EXERCISE DETAILS
Which lines of the entries hold the string "Uang"? Copy each one.

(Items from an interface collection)
———

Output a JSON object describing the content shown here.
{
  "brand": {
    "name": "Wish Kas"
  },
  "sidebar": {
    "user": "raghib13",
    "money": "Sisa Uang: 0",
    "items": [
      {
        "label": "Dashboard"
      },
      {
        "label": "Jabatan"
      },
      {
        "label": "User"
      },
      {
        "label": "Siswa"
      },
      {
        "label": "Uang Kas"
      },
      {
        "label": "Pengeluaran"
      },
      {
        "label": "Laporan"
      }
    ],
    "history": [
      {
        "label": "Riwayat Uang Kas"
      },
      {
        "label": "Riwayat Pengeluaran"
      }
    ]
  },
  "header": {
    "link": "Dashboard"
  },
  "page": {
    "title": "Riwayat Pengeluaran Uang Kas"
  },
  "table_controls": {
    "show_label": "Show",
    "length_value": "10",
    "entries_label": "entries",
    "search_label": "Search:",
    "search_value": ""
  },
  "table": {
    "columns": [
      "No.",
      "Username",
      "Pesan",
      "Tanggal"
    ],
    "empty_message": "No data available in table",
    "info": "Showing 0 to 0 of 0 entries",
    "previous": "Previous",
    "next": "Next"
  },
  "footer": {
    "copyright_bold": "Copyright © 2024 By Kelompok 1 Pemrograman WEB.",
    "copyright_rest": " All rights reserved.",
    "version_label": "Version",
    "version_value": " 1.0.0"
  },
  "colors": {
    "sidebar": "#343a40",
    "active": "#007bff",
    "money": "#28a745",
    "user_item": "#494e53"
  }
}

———

ANSWER BOX
    "money": "Sisa Uang: 0",
        "label": "Uang Kas"
        "label": "Riwayat Uang Kas"
    "title": "Riwayat Pengeluaran Uang Kas"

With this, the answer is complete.